Bringing earthenware back to our contemporary everyday lives, by re-envisioning the identity of Bahraini pottery.
DESIGN YOUR PRODUCT: Use your imagination and get creative.
OUR OBJECTIVE: is to bring to life a system that will utilize an interactive method with guidelines in order to allow the growth in imagination instead of the craftsmen producing hundreds of the same product. The system is not a commercial ‘make your own pot’ but a tool to give the opportunity to share what they think is beautiful and drawing upon the bespoke and imperfect element of the craft.
We enable the craft to evolve into a series of contemporary fluid shapes for example: a lamp, kettle or other products that can be used and reintroduced into our daily lives. Despite its daily usage as a product, the craftsmanship of pottery adheres itself with all levels of the human senses.

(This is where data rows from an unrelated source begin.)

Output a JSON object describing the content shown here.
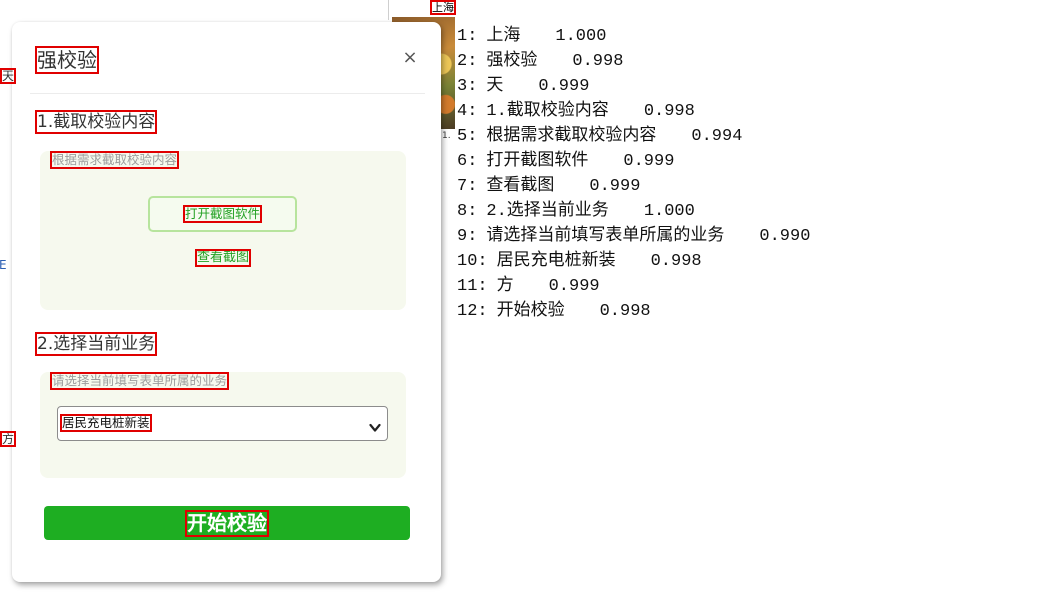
{
  "background_page": {
    "top_label": "上海",
    "edge_char_top": "天",
    "edge_char_blue": "E",
    "edge_char_bottom": "方",
    "small_number": "1."
  },
  "dialog": {
    "title": "强校验",
    "close_label": "×",
    "close_icon": "close-icon",
    "capture_section": {
      "heading": "1.截取校验内容",
      "hint": "根据需求截取校验内容",
      "open_tool_button": "打开截图软件",
      "view_screenshot_link": "查看截图"
    },
    "business_section": {
      "heading": "2.选择当前业务",
      "hint": "请选择当前填写表单所属的业务",
      "business_select": {
        "selected": "居民充电桩新装",
        "icon": "chevron-down-icon"
      }
    },
    "start_button": "开始校验"
  },
  "ocr_results": [
    {
      "index": "1:",
      "text": "上海",
      "score": "1.000"
    },
    {
      "index": "2:",
      "text": "强校验",
      "score": "0.998"
    },
    {
      "index": "3:",
      "text": "天",
      "score": "0.999"
    },
    {
      "index": "4:",
      "text": "1.截取校验内容",
      "score": "0.998"
    },
    {
      "index": "5:",
      "text": "根据需求截取校验内容",
      "score": "0.994"
    },
    {
      "index": "6:",
      "text": "打开截图软件",
      "score": "0.999"
    },
    {
      "index": "7:",
      "text": "查看截图",
      "score": "0.999"
    },
    {
      "index": "8:",
      "text": "2.选择当前业务",
      "score": "1.000"
    },
    {
      "index": "9:",
      "text": "请选择当前填写表单所属的业务",
      "score": "0.990"
    },
    {
      "index": "10:",
      "text": "居民充电桩新装",
      "score": "0.998"
    },
    {
      "index": "11:",
      "text": "方",
      "score": "0.999"
    },
    {
      "index": "12:",
      "text": "开始校验",
      "score": "0.998"
    }
  ],
  "colors": {
    "primary_green": "#1eae22",
    "link_green": "#23a123",
    "button_border_green": "#b7e49d",
    "panel_background": "#f6f9ee",
    "detection_box_red": "#e00000",
    "edge_text_blue": "#2b5fb3"
  }
}
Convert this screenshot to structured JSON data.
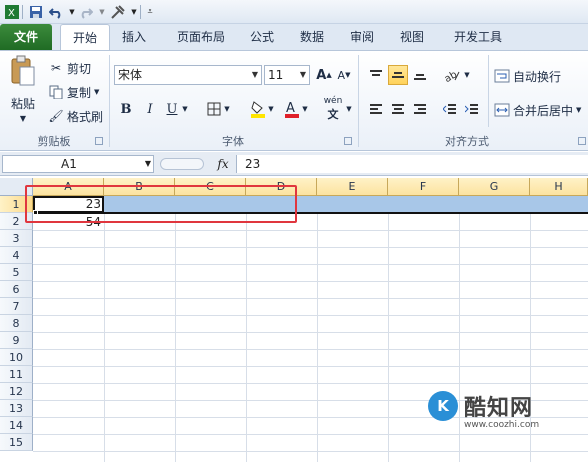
{
  "qat": {
    "save_icon": "save-icon",
    "undo_icon": "undo-icon",
    "redo_icon": "redo-icon",
    "tool_icon": "tools-icon"
  },
  "tabs": [
    "文件",
    "开始",
    "插入",
    "页面布局",
    "公式",
    "数据",
    "审阅",
    "视图",
    "开发工具"
  ],
  "active_tab": "开始",
  "clipboard": {
    "paste": "粘贴",
    "cut": "剪切",
    "copy": "复制",
    "format_painter": "格式刷",
    "label": "剪贴板"
  },
  "font": {
    "name": "宋体",
    "size": "11",
    "bold": "B",
    "italic": "I",
    "underline": "U",
    "label": "字体",
    "wen": "wén"
  },
  "alignment": {
    "wrap_text": "自动换行",
    "merge_center": "合并后居中",
    "label": "对齐方式"
  },
  "formula_bar": {
    "name_box": "A1",
    "fx": "fx",
    "value": "23"
  },
  "grid": {
    "columns": [
      "A",
      "B",
      "C",
      "D",
      "E",
      "F",
      "G",
      "H"
    ],
    "rows": [
      "1",
      "2",
      "3",
      "4",
      "5",
      "6",
      "7",
      "8",
      "9",
      "10",
      "11",
      "12",
      "13",
      "14",
      "15"
    ],
    "cells": {
      "A1": "23",
      "A2": "54"
    }
  },
  "watermark": {
    "logo": "K",
    "title": "酷知网",
    "url": "www.coozhi.com"
  },
  "colors": {
    "file_tab": "#2a7b2f",
    "highlight": "#e0363e",
    "selection": "#a8c7e8"
  }
}
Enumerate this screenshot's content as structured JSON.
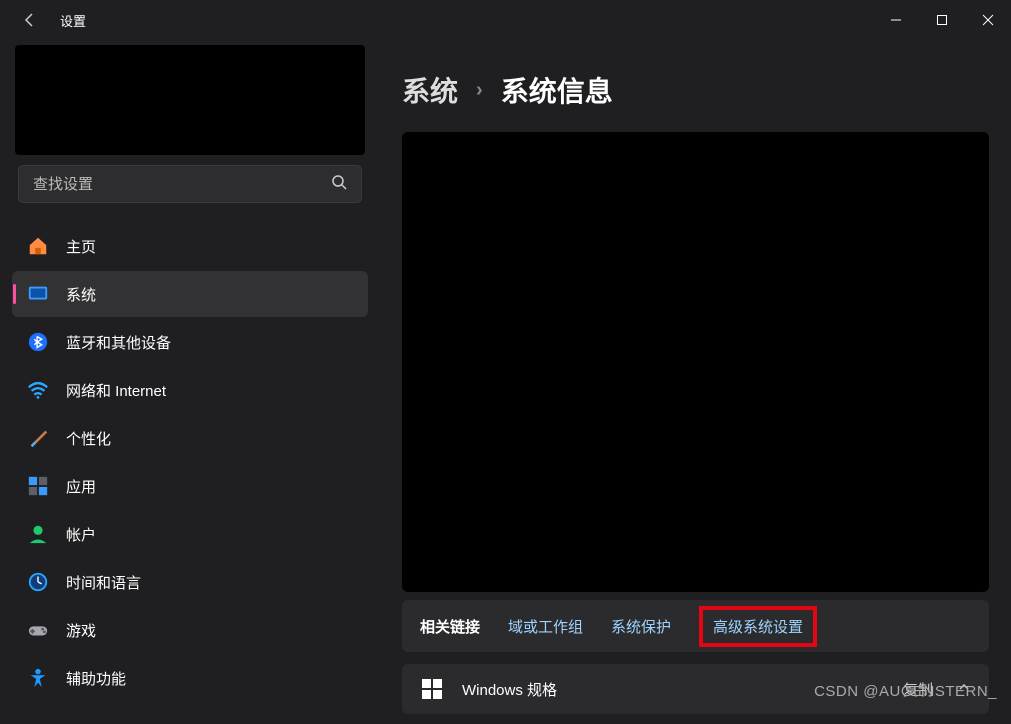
{
  "titlebar": {
    "title": "设置"
  },
  "search": {
    "placeholder": "查找设置"
  },
  "nav": {
    "items": [
      {
        "label": "主页"
      },
      {
        "label": "系统"
      },
      {
        "label": "蓝牙和其他设备"
      },
      {
        "label": "网络和 Internet"
      },
      {
        "label": "个性化"
      },
      {
        "label": "应用"
      },
      {
        "label": "帐户"
      },
      {
        "label": "时间和语言"
      },
      {
        "label": "游戏"
      },
      {
        "label": "辅助功能"
      }
    ]
  },
  "breadcrumb": {
    "root": "系统",
    "current": "系统信息"
  },
  "related": {
    "label": "相关链接",
    "links": [
      {
        "text": "域或工作组"
      },
      {
        "text": "系统保护"
      },
      {
        "text": "高级系统设置"
      }
    ]
  },
  "spec": {
    "title": "Windows 规格",
    "copy": "复制"
  },
  "watermark": "CSDN @AUGENSTERN_"
}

Various senses are utilized and heightened from the raw material to the manufacturing of the craft. This interactive collection and coherent system will trigger several of the human body senses, such as sight, sound, and touch.
We aim to successfully triangulate the craft from the local craftsmen (Delmon Factory) to Dubai and then back to the Kingdom of Bahrain. Subsequently addressing the ongoing concern of creating awareness to this valuable and powerful craft, which will remain substantial and indispensable in the fabric of the Bahraini Heritage.
Furthermore, we are creating an accessible interface, which integrates a coherent system that presents a structure, to make a consistent collection arbitrarily or by intentional design. Taking an undermined craft, renovating it with new interactive concepts and attractive forms of presentation. The craftsman constructs by hand and measures with their eyes, the user mimics this act on the screen resulting in a personified, electronic authentication of the user’s experience with the craft. In addition, we will be showcasing a cutting edge intellectual montage video installation by demonstrating the narrative of the craft’s history through the language of sequential images.